A more recent study in JAMA International Medicine, a journal of the American Medical Association, found a surprising association between consuming high-pesticide-residue foods and fertility problems among participants in the Harvard University EARTH study (2).
The study found that women who ate two or more servings per day of produce with higher pesticide residues were 26 percent less likely to have a successful pregnancy during the study than participants who ate fewer servings of these foods. A previous study of male participants found similar association between consumption of high-residue product and reproductive health (3).
Countless studies have also linked pesticides to cancer (4), Alzheimer’s disease (5), ADHD (6), and even birth defects (7).
Key Findings From the 2018 EWG Pesticide Study
For the 2018 Dirty Dozen list, the EWG singled out produce with the highest loads of pesticide residues. Each of the foods mentioned below tested positive for a number of different pesticide residues and contained higher concentrations of pesticides than other produce.
What they found was that nearly all samples of strawberries, spinach, peaches, nectarines, cherries and apples tested positive for residue of at least one pesticide.
They found the following (8):
– One strawberry sample contained over 22 pesticide residues. One-third of all conventional strawberry samples tested contained 10 or more pesticides.

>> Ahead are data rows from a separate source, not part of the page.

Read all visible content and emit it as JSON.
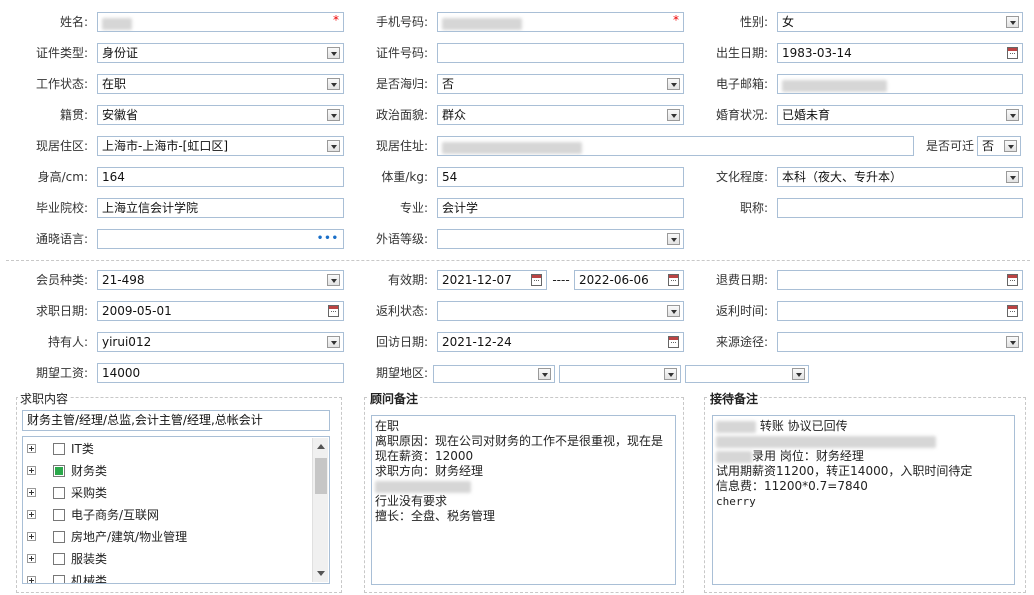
{
  "labels": {
    "name": "姓名:",
    "phone": "手机号码:",
    "gender": "性别:",
    "id_type": "证件类型:",
    "id_number": "证件号码:",
    "birth_date": "出生日期:",
    "work_status": "工作状态:",
    "returnee": "是否海归:",
    "email": "电子邮箱:",
    "native_place": "籍贯:",
    "political": "政治面貌:",
    "marital": "婚育状况:",
    "residence_area": "现居住区:",
    "residence_address": "现居住址:",
    "relocate": "是否可迁",
    "height": "身高/cm:",
    "weight": "体重/kg:",
    "education": "文化程度:",
    "school": "毕业院校:",
    "major": "专业:",
    "title": "职称:",
    "languages": "通晓语言:",
    "foreign_level": "外语等级:",
    "member_type": "会员种类:",
    "valid_period": "有效期:",
    "period_sep": "----",
    "refund_date": "退费日期:",
    "job_date": "求职日期:",
    "rebate_status": "返利状态:",
    "rebate_time": "返利时间:",
    "holder": "持有人:",
    "visit_date": "回访日期:",
    "source": "来源途径:",
    "salary": "期望工资:",
    "region": "期望地区:"
  },
  "values": {
    "gender": "女",
    "id_type": "身份证",
    "birth_date": "1983-03-14",
    "work_status": "在职",
    "returnee": "否",
    "native_place": "安徽省",
    "political": "群众",
    "marital": "已婚未育",
    "residence_area": "上海市-上海市-[虹口区]",
    "relocate": "否",
    "height": "164",
    "weight": "54",
    "education": "本科（夜大、专升本）",
    "school": "上海立信会计学院",
    "major": "会计学",
    "member_type": "21-498",
    "valid_from": "2021-12-07",
    "valid_to": "2022-06-06",
    "job_date": "2009-05-01",
    "holder": "yirui012",
    "visit_date": "2021-12-24",
    "salary": "14000",
    "required_mark": "*"
  },
  "job_content": {
    "title": "求职内容",
    "selected": "财务主管/经理/总监,会计主管/经理,总帐会计",
    "categories": [
      {
        "label": "IT类",
        "checked": false
      },
      {
        "label": "财务类",
        "checked": true
      },
      {
        "label": "采购类",
        "checked": false
      },
      {
        "label": "电子商务/互联网",
        "checked": false
      },
      {
        "label": "房地产/建筑/物业管理",
        "checked": false
      },
      {
        "label": "服装类",
        "checked": false
      },
      {
        "label": "机械类",
        "checked": false
      }
    ]
  },
  "advisor_notes": {
    "title": "顾问备注",
    "lines": [
      "在职",
      "离职原因：现在公司对财务的工作不是很重视，现在是",
      "现在薪资：12000",
      "求职方向：财务经理",
      "",
      "行业没有要求",
      "擅长：全盘、税务管理"
    ]
  },
  "reception_notes": {
    "title": "接待备注",
    "line1": "转账 协议已回传",
    "line3": "录用 岗位：财务经理",
    "line4": "试用期薪资11200，转正14000，入职时间待定",
    "line5": "信息费：11200*0.7=7840",
    "line6": "cherry"
  },
  "icons": {
    "dropdown": "chevron-down-icon",
    "calendar": "calendar-icon",
    "more": "ellipsis-icon",
    "expand": "plus-expand-icon"
  },
  "colors": {
    "border": "#a9bfd6",
    "required": "#e00000",
    "checked": "#2aa84a",
    "link_dots": "#1a6fc8"
  }
}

– 97% of conventional spinach samples contained pesticide residues. Conventional spinach had relatively high concentrations of permethrin, a neurotoxic insecticide.
– Over 94% of nectarine samples contained two or more pesticides. One sample of conventionally grown nectarines contained 15 pesticide residues.

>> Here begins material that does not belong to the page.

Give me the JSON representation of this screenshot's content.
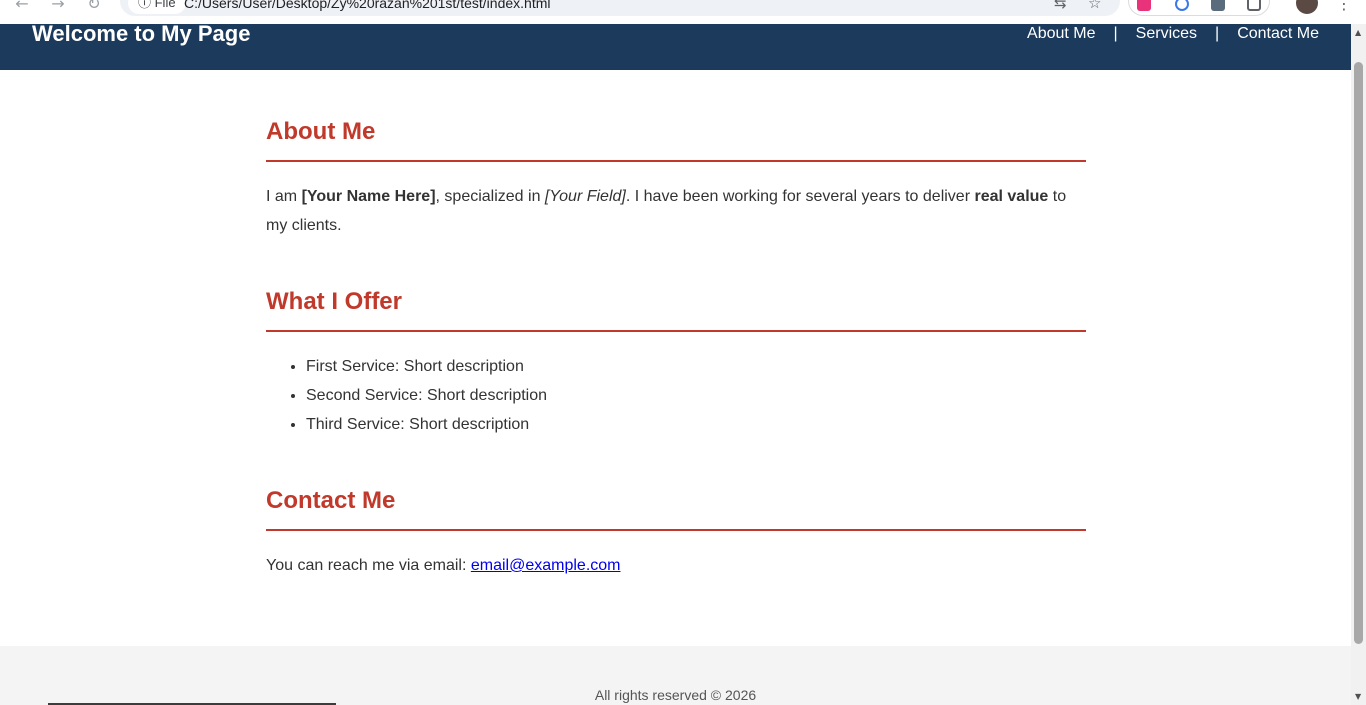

– 90% of conventional apples had detectable pesticide residues. 80% of apples tested contained diphenylamine, a pesticide banned in Europe.
– Grapes contain an average of five pesticide residues, with over 96% of conventional grapes testing positive for pesticide residues.
– Nearly every peach sample contained detectable pesticide residues. An average of four pesticide residues were detected on conventional peaches.
– Conventional cherries had an average of five pesticides, with 30% of cherry samples containing the pesticide iprodione, a pesticide not allowed in Europe, which may cause cancer.
– Pears contained several pesticides in relatively high concentrations, including insecticides and fungicides. More than half of conventionally grown pears tested had residues of five or more pesticides.
– Around four pesticides were detected on conventionally grown tomatoes. One sample of conventional tomatoes contained 15 different pesticides and breakdown products.
– More than 95% of conventional celery samples tested positive for pesticides. A maximum of 13 pesticides were detected on a sample of conventional celery.
– Conventional potatoes had more pesticide residues by weight than any other crop. One pesticide, chlorpropham, makes up the bulk of pesticides detected on potatoes.
– Almost 90% of sweet bell pepper samples contained pesticide residues.
Comparing this to the EWG’s clean fifteen list, where relatively few pesticide residues were detected. Less than 1 percent of avocado and sweet corn samples showed any detectable pesticides, and more than 80% of pineapples, papayas, asparagus, onions and cabbages had no pesticide residues.
2018 Dirty Dozen List
Here are twelve of the most pesticide-contaminated foods that you should most definitely always buy organic.
12. Sweet bell peppers
2018 Clean Fifteen List
This list includes produce that you can get away with buying conventional. While sweet corn is on the list, I personally suggest always buying this food organic, as conventional crops are grown from genetically modified seeds.
2. Sweet corn
6. Sweet peas
I would also like to make note to steer clear of popular tea bag companies whose products contain high levels of pesticides. Same goes for wine companies, using conventionally grown grapes that have high levels of pesticide residues. Always choose organic when you can.